The Artist Known as Joe The Plumber spoke to the RightOnline blogger conference last week, and made the manly claim that in the good old days he would feel free to take House Speaker Nancy Pelosi out behind the woodshed and beat the hell out of her.
The audience of conservative bloggers laughed and clapped (“Give us more fish!”) delightedly as the GOP’s answer to feminism strutted his stuff on stage.
Why does Joe (the creature the Republican party likes to pretend represents actual working Americans) feel such wrath towards Pelosi? Because she said this:
These tactics have included hanging in effigy one Democratic member of Congress in Maryland and protesters holding a sign displaying a tombstone with the name of another congressman in Texas, where protesters also shouted "Just say no!" drowning out those who wanted to hold a substantive discussion...Drowning out opposing views is simply un-American.
That was enough to set off the man who likes who evoke images of the good old days, or back in the day, or whatever tripe he is selling at any particular time. Yup, back in the good old days, men like Joe could take an uppity woman like Pelosi out somewhere and give her an old-fashioned attitude adjustment.
Cue wild applause - give us more fish!
When pressed, Joe will retreat into an “Aw shucks, folks, I didn’t really mean it,” stance. But he he really does, doesn’t he? Because he, like any other guy who beats his chest, is a buffoon.
Not only that, but those “good old days” have not existed for a long time - certainly before Joe was ever born. God forbid that any air head TV commentator should ever point this out, though. People have always been free to criticize those in power, and to speak their minds.
And, yes, even to criticize the military, despite the livid rants of Comrade Wurzelbacher.
And though violence against women has always been with us, at least in my lifetime it has generally been considered a shameful thing, and not something to make jokes about to giggling right-wing bloggers.
Isn’t it about time someone stood up and said it to this buffoon’s face?
Quote of the Day
"There is no flag large enough to cover the shame of killing innocent people for a purpose which is unattainable." : U.S. historian Howard Zinn
The Time Travel Question - Guy Lancaster
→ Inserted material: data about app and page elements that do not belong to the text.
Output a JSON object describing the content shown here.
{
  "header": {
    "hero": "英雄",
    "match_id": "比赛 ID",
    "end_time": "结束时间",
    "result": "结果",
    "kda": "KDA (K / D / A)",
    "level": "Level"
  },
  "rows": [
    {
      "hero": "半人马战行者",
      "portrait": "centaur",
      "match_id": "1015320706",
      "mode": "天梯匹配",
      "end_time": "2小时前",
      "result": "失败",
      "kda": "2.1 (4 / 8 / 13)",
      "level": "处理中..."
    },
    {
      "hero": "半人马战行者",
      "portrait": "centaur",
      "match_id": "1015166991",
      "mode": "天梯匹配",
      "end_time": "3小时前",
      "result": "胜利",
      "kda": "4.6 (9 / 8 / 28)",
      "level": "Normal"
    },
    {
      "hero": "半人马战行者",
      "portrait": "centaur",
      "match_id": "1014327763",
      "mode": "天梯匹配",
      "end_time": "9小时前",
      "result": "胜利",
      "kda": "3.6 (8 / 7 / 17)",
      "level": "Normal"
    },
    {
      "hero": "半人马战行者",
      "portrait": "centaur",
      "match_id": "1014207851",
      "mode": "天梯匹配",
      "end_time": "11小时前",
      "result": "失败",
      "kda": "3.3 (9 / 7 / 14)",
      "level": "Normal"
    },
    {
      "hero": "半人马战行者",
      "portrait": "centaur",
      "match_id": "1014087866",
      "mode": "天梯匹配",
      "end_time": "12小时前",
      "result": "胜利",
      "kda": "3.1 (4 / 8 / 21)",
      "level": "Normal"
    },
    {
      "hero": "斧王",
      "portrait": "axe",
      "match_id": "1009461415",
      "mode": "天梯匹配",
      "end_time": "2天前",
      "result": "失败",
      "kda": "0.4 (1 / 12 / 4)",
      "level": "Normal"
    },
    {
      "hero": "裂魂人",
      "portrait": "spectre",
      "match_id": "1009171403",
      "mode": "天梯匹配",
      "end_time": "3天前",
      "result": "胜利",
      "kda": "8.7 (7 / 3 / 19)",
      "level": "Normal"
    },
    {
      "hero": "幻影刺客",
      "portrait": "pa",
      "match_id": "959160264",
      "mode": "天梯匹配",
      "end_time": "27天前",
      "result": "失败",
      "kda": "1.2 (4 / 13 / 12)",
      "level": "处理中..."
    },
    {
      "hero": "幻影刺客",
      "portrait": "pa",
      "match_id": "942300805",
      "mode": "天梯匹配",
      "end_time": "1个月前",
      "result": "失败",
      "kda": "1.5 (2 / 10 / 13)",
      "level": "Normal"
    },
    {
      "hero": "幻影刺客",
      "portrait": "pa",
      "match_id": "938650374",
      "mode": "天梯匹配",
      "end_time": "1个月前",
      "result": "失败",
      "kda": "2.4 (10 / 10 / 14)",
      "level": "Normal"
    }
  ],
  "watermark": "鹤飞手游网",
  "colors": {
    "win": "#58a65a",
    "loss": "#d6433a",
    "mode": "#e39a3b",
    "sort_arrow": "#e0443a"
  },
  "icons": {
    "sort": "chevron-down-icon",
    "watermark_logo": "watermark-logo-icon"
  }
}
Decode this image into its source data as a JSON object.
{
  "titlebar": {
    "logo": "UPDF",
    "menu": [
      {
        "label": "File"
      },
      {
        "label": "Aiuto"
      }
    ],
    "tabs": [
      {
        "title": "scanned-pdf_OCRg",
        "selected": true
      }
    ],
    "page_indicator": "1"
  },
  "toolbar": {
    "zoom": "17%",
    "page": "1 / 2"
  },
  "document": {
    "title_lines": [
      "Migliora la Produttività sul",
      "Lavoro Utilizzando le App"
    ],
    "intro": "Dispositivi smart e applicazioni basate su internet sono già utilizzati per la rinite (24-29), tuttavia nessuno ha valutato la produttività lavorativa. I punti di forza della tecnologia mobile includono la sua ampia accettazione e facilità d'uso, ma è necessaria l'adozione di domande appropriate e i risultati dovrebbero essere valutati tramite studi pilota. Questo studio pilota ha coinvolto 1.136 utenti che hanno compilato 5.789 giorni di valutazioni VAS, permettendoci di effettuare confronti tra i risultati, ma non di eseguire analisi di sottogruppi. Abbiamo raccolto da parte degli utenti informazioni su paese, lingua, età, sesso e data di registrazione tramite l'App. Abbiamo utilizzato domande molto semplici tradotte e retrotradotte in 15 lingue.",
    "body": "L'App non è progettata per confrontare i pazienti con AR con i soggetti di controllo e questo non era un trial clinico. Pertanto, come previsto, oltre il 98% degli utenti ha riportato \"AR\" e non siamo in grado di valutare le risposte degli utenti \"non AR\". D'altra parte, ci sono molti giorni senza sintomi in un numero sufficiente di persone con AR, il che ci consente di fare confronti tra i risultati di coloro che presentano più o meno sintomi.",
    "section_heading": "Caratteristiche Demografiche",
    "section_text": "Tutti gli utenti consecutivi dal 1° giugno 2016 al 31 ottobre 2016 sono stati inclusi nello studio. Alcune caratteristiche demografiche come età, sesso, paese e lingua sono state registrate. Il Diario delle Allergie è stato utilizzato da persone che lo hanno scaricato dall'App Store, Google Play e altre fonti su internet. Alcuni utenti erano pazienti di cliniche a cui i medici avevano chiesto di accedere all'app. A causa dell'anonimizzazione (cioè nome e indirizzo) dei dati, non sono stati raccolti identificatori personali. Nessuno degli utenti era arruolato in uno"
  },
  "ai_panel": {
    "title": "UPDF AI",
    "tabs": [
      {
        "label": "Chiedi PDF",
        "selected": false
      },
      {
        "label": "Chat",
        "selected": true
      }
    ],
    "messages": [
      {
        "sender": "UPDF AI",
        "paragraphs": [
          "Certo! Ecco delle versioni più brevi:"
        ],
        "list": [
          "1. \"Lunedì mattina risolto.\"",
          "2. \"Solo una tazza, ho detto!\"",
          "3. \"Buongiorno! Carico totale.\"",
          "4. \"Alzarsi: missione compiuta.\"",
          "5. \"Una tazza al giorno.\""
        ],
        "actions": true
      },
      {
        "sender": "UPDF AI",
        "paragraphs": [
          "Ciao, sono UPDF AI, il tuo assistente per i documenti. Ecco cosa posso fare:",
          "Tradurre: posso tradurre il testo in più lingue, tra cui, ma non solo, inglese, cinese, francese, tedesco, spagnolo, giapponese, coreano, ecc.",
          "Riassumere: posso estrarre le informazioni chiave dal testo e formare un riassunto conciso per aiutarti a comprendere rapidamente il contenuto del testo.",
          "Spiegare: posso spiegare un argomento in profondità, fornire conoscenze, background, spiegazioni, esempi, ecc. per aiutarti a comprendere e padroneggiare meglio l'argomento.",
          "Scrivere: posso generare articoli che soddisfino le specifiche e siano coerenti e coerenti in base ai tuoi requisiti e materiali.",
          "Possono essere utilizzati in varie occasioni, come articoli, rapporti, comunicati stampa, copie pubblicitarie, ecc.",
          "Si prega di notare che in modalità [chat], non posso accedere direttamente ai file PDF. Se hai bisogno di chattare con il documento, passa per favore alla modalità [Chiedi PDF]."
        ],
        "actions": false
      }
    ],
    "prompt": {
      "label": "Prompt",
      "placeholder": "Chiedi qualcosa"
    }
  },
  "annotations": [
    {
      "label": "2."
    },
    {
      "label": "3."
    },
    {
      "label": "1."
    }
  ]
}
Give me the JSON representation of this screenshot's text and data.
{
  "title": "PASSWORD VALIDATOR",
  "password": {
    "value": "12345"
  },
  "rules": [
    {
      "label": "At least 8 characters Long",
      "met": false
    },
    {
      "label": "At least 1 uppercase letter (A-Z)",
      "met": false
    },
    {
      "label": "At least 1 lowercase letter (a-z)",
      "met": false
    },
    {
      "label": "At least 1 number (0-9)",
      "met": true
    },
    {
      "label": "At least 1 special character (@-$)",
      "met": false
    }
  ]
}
Continuing the Time Travel discussion - where would you go if you travel to any period in history, and what might you change? Also, what was the best depiction of time on film or on Televsion? Today we present Guy Lancaster, who is the editor of the Encyclopedia of Arkansas History & Culture and a Ph.D. candidate in the Heritage Studies program at Arkansas State University. He has published one novel, as well as a variety of short stories, academic articles, personal essays, book reviews, and interviews.
I think I would aim for early ancient Egypt. I think the Egypt of the pharaohs fascinates us and inspires so much science fiction because the mentality seems fairly alien to us--the theocratic governance based upon an elaborate tapestry of myths, the life-long preoccupation with death, the bare existence upon a few miles of fertile Nile Delta.
Of course, "ancient Egypt" covers a broad swath of time, and I don't really know what period of that I would be tempted most toward: perhaps the early dynastic period, to see how the civilization we call "ancient Egypt" arose, or maybe the Middle Kingdom to explore the developments in their increasingly sophisticated religious thought. The thing is that we feel some affinity for ancient Greeks and Romans because we see them as precursors to our own way of thinking, while such labels as "ancient Chinese wisdom" speak of our ongoing fascination with all things Eastern. But very few people feel some sort of kinship with ancient Egypt, and I would like to explore why.
If I might cheat at this: no event. Sure, a lot of our time-travel movies are based upon the idea that there is some greater metanarrative that can be advanced or inhibited by our actions. People either go back in time to make things better (12 Monkeys) or accidentally end up in the past and try not to interfere with developments so as to keep our progressive evolution on track (The Final Countdown).
But that only operates if you accept the idea that there is some grand narrative at work, some cultural and social evolutionary process, a vision to which we are all rising: Manifest Destiny, the Second Coming, etc. I don't accept this idea of linear evolution. Civilizations will rise and fall. Nothing inhibits our trend toward greatness save basic human nature. Sure, I'm supposed to say that I'd go back and kill Hitler, but why Hitler over Stalin, or why Stalin over Mao, or why any of them over Christopher Columbus, who aided in precipitating one of the greatest genocides the world has ever witnessed? I think rather than trying to change the past, I'll work at changing the future, because we are all time travelers, though we do our traveling only in one direction.
Army of Darkness, just because it's silly. As far as TV shows go, nothing but Doctor Who, though I think Quantum Leap deserves a hefty honorable mention.